July 30, 1889—July 29, 1982
BY JAN RAJCHMAN
TELEVISION AND ELECTRONICS PIONEER Vladimir K. Zworykin died at the Princeton Medical Center on July 29, 1982, one day short of his ninety-third birthday. His inventions of the tubes for image pickup and display provided the keys to television. He was a prolific inventor, an inspired leader of research, and one of the most illustrious innovators of the twentieth century.
Vladimir Zworykin was born in the town of Mourom in Russia, where his father owned and operated a fleet of steamships on the Oka River. Vladimir studied electrical engineering at the Petrograd Institute of Technology, the elite technical center in tsarist Russia, and graduated in 1912. There he worked with Professor Boris Rosing, who already in 1906 was interested in television and believed it would become practical through the use of cathode-ray tubes, rather than the mechanical systems that were being proposed at the time. Zworykin credits Professor Rosing for his decision to become a scientist and innovator and in particular for his interest in developing television by the new techniques that came to be known years later as electronics.

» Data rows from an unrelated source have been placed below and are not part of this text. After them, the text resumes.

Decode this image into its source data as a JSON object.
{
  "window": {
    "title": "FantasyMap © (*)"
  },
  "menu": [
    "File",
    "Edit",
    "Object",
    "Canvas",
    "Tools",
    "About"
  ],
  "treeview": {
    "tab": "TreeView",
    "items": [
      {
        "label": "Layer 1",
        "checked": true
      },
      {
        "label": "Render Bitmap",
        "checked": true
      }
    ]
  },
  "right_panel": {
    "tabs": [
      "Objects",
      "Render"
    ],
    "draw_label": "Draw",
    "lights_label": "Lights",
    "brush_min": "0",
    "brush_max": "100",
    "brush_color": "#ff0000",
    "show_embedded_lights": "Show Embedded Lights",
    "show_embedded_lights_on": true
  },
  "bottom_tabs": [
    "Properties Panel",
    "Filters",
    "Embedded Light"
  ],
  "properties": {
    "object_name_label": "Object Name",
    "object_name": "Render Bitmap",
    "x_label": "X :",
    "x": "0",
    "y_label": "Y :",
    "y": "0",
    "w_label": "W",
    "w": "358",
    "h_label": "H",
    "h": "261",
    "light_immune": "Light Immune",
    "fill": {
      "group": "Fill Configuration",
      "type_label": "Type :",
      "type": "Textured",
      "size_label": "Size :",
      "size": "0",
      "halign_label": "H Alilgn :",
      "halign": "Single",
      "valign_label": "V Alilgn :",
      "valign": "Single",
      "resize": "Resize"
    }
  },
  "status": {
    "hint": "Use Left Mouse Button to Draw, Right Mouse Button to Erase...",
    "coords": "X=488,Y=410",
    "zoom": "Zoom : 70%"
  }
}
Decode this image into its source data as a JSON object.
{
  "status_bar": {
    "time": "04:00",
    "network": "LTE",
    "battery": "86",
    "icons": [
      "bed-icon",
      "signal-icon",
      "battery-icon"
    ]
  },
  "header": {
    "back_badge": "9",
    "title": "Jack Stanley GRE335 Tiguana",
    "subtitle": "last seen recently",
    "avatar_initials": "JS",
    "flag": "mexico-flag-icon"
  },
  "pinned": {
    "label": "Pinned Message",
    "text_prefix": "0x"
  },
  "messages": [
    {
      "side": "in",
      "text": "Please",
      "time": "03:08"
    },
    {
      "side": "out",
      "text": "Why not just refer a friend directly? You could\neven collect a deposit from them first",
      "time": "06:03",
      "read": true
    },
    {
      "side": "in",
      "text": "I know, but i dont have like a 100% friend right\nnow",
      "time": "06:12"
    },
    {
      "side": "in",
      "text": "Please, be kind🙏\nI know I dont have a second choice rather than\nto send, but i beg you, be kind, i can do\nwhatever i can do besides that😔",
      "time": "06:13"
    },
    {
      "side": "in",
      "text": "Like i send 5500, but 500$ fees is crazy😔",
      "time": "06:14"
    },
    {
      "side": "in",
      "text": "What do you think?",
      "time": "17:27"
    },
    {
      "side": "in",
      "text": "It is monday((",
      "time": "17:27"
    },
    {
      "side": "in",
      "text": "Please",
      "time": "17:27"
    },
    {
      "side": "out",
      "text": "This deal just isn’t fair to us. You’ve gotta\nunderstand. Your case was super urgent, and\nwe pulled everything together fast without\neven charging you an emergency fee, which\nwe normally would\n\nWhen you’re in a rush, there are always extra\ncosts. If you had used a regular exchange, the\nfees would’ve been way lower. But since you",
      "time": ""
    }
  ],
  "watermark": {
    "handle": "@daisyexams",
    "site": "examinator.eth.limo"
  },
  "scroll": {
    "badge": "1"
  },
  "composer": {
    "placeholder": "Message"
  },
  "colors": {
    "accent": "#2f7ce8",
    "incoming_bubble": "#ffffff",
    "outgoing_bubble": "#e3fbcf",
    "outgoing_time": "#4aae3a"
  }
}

In 1912 Vladimir Zworykin entered the prestigious College de France in Paris, where he engaged in X-ray